Originally posted 2008-01-26 19:57:36. Republished by Blog Post Promoter
The US District Court for the District of Idaho has found that copyright law protects a lawyer demand letter posted online by the recipient (Case No. MS-07-6236-EJL-MHW). The copyright decision, in pertinent part, has been made available by Dozier Internet Law, and is the first known court decision in the US to address the issue directly. The Final Judgment calls into serious question the practice of posting lawyer cease and desist letters online, a common tactic used and touted by First Amendment groups to attack legal efforts at resolving everything from defamation to intellectual property disputes.
In September 2007, Dozier Internet Law, a law firm specializing exclusively in representing business interests on the web, was targeted online by “free speech” and “public participation” interests for asserting copyright ownership rights in a confidential cease and desist letter sent to a “scam reporting site”. The issue generated online buzz in the US with commentators such as Google’s lead copyright counsel and Ralph Nader’s Public Citizen attacking the practice as unlawful, and Dozier Internet Law responding. Bloggers from around the world soon joined the debate, reeling at the thought of losing a valuable counter-attack tool.
This sounds about as bad as a rule of law can get, on as many grounds as you can think of (creative work? First Amendment? fair use?) and the way it’s being spun is going to cause an uproar on the Internet — already beginning. But how accurate is the spin? Reader Chris, who had more time than I did tonight, read the opinion, and writes this in the comments:
I just read the decision – at least the parts that Dozier posted online. Unsurprisingly, the case HARDLY stands for the broad proposition cited in the press release.
There’s no analysis in the decision of whether the letter is truly copyrightable, merely an assumption that since the letter was registered with the Copyright Office, a prima facie case has been met. Interestingly, Dozier notes this on their website: “Dozier Internet Law notes that a US copyright registration is usually “rubber stamped” and obtained on an expedited basis in about five business days.”
A lot less shocking than I first thought, based on the press release. And not at all shocking just how unethical this law firm is. (This post has been revised.)

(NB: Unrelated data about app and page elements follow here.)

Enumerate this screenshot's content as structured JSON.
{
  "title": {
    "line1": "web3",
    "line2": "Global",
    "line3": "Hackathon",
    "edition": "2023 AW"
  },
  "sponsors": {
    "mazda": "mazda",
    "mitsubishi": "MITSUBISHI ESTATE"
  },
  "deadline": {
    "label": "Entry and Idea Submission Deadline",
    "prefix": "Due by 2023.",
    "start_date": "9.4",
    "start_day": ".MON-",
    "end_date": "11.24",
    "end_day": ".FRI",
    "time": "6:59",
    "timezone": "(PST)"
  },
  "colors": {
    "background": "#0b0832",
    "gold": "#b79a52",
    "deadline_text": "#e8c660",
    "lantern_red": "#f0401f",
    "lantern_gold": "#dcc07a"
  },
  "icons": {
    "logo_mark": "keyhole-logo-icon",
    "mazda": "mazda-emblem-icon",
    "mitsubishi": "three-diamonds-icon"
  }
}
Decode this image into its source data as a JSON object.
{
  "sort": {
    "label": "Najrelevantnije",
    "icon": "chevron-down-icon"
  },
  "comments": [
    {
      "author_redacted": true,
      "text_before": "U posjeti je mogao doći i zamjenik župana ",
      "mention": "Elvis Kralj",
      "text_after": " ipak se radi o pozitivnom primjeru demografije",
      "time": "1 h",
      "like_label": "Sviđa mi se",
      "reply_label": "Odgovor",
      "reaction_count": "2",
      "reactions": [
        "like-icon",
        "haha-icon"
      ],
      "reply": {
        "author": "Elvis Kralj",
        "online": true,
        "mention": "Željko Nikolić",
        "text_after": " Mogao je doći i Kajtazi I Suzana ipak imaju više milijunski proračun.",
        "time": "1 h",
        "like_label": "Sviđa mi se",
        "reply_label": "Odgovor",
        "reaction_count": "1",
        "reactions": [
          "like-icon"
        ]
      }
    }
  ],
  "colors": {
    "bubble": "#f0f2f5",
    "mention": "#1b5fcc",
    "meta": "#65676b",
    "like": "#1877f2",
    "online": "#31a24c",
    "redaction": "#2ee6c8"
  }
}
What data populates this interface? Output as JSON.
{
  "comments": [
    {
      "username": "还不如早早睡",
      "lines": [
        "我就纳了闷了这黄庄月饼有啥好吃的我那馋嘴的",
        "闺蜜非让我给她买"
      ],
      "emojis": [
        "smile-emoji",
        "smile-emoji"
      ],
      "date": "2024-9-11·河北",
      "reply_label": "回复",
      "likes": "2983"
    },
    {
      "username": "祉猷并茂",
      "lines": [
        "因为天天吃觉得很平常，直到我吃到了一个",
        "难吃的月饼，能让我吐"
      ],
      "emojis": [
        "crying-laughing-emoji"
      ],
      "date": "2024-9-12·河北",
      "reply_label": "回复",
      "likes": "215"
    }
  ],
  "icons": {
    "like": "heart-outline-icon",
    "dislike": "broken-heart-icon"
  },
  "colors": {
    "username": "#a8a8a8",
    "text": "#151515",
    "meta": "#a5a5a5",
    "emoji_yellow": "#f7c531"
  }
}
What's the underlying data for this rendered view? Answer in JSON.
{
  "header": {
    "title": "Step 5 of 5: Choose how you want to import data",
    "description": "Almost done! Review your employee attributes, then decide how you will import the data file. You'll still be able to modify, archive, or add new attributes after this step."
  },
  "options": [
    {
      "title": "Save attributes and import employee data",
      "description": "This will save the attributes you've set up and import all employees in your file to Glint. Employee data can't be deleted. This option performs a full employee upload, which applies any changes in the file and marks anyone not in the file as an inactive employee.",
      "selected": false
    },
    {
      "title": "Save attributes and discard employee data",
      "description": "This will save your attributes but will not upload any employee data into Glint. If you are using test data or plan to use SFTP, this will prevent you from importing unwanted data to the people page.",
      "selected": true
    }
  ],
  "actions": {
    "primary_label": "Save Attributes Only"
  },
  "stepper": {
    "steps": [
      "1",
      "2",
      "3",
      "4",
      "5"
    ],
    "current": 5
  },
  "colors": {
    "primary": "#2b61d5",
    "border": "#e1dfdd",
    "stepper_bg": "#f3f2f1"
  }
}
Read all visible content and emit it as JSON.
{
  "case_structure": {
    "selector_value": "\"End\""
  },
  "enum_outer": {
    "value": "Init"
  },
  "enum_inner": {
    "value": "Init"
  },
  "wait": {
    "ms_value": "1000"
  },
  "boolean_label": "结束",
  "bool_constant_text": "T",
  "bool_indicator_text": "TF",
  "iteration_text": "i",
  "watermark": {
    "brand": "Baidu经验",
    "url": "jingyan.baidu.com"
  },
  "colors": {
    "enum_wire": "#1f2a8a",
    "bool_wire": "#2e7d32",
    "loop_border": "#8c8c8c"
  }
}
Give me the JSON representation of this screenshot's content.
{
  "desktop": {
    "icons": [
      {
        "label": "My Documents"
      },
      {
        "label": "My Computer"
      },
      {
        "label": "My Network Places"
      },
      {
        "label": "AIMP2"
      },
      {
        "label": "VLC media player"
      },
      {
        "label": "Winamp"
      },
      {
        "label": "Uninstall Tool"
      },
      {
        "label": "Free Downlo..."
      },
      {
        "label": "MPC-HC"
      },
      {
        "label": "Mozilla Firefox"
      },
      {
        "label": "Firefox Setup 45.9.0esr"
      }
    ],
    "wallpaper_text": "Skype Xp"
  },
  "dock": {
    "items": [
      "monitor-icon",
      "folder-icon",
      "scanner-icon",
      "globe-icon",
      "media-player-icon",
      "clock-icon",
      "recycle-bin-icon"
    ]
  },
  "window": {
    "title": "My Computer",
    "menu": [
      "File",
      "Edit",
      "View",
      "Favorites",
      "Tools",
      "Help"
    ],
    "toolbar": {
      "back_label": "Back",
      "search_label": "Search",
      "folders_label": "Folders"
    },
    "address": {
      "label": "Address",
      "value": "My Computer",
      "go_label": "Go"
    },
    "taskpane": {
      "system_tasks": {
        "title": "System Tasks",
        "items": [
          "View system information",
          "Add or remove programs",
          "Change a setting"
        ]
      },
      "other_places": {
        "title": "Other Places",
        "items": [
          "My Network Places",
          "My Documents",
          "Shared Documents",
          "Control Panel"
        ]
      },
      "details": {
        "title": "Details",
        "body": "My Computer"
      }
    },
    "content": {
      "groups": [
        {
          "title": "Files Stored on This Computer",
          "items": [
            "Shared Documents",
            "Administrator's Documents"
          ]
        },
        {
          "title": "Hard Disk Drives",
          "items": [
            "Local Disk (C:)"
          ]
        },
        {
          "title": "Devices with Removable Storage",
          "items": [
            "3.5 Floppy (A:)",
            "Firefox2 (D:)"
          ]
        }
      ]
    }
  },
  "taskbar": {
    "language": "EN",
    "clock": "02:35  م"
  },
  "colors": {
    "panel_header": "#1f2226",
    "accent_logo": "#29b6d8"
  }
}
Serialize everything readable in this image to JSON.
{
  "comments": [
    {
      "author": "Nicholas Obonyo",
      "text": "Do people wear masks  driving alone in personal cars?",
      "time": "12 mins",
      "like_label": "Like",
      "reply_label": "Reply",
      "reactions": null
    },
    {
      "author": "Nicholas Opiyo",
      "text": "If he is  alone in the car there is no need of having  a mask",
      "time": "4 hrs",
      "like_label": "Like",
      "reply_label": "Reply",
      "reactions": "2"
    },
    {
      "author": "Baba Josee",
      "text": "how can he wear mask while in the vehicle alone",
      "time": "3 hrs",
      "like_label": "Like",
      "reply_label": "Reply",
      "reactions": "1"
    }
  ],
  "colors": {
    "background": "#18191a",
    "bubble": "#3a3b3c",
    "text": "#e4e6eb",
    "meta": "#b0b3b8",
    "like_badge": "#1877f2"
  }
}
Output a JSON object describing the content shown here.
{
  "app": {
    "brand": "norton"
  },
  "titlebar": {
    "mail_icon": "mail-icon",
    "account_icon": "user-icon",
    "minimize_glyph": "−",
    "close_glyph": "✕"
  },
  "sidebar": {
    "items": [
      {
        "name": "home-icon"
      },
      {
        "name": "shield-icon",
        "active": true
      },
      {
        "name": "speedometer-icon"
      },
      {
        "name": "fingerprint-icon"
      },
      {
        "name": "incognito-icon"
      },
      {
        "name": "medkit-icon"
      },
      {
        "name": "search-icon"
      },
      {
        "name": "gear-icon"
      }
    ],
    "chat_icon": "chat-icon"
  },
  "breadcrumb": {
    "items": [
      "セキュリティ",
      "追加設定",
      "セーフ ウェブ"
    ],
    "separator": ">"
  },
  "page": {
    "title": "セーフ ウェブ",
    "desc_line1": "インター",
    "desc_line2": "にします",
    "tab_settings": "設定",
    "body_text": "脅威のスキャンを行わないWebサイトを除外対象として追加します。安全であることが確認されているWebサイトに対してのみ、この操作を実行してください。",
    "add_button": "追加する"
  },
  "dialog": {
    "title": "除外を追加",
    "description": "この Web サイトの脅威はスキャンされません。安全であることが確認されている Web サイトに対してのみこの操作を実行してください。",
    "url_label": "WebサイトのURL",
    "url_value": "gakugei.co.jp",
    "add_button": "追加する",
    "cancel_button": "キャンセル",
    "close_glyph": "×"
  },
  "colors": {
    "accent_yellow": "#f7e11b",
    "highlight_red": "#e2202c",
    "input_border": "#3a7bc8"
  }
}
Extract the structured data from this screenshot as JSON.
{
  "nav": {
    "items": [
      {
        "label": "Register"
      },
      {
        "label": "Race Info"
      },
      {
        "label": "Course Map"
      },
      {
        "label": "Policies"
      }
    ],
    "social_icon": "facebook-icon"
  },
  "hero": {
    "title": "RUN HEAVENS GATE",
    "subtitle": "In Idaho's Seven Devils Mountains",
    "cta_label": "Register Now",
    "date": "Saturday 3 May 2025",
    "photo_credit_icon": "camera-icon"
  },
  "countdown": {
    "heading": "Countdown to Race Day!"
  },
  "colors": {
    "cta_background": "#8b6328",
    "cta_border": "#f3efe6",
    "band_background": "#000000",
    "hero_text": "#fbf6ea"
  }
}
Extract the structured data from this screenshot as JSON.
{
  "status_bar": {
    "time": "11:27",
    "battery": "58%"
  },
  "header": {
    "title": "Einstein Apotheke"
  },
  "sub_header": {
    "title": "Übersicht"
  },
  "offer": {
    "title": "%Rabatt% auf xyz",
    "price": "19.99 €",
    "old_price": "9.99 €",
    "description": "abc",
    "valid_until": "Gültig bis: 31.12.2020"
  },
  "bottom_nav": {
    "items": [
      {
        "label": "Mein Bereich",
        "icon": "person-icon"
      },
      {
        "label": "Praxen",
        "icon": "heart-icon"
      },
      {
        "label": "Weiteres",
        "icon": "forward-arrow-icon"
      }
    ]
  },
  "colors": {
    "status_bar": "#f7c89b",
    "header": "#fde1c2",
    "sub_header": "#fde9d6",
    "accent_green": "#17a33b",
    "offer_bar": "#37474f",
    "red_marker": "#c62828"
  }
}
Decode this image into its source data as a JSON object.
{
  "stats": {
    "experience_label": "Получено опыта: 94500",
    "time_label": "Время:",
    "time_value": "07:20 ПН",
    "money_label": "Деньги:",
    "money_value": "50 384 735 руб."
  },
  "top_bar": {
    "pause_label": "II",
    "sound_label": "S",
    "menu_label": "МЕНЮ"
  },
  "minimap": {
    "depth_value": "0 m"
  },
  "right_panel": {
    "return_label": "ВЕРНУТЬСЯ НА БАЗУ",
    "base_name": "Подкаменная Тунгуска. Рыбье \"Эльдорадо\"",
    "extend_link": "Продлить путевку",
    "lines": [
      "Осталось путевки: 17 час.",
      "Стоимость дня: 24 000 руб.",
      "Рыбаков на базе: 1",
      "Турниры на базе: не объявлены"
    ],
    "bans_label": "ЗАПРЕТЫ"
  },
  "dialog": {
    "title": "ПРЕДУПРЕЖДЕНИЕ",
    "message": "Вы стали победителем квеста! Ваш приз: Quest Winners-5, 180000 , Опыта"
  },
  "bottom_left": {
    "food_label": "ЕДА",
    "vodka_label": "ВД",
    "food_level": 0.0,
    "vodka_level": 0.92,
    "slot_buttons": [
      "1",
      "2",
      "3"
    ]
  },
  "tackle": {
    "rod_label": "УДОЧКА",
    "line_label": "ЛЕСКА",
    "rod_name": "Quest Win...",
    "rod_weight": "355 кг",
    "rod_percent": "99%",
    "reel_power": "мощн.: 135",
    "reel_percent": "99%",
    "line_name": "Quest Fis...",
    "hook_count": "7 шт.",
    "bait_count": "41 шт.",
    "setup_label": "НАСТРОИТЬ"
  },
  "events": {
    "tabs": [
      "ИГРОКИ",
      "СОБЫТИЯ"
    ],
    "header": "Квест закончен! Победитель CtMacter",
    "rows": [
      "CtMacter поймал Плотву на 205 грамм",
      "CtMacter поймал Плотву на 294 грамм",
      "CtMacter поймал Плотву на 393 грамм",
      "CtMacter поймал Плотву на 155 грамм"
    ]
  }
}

Reasonable minds could disagree on whether this C&D was sufficiently original to enjoy copyright protection, but the magistrate judge’s hesitancy to examine the merits of the claim is disquieting, especially in this context where anonymous speech (rather than anonymous piracy) is at issue. Additionally, the court failed to consider fair use. One could argue that posting a C&D like this is always, or almost always, going to constitute fair use, and so a DMCA subpoena should not issue based on its posting. The case that comes to mind is Online Policy Group v. Diebold, where the court held that portions of Diebold’s email archive were so clearly subject to the fair use defense that “[n]o reasonable copyright holder could have believed that [they] were protected by copyright.” In that case, fair use rendered a takedown notice defective (and made the sender liable for material misrepresentation). It is not a long stretch to argue that fair use could bar issuance of a subpoena, especially when the party seeking it must submit both a copy of a valid takedown notice and a sworn declaration that “the purpose for which the subpoena is sought is to obtain the identity of an alleged infringer.” 17 U.S.C. § 512(h)(2)(A), (C).
Then again, fair use is an affirmative defense, and so far courts have held that, in order to obtain a subpoena under sectin 512(h), a copyright holder need only plead a “prima facie case” of copyright infringement — that is, (a) ownership of a valid copyright; and (b) unauthorized copying. In such an analysis, there is no room for a fair use challenge. The question remains, however, whether this minimal standard does enough to protect the First Amendment rights of anonymous posters when copyright and First Amendment interests clash. The better view is that courts should impose a heightened standard of review before issuing a DMCA subpoena when the allegedly infringing activity is speech, or part of a larger pattern of speech. (Note that this will not be the case in all, or even most, online copyright cases. See, e.g. Sony Music Ent. Inc. v. Does, 326 F. Supp.2d 556, 564 (S.D.N.Y. 2004)).
I agree with the “better view” here. Prima facie copyright registration should not be a license to saddle bloggers or others with massive legal fees for what are clearly meritless, indeed abusive, legal claims.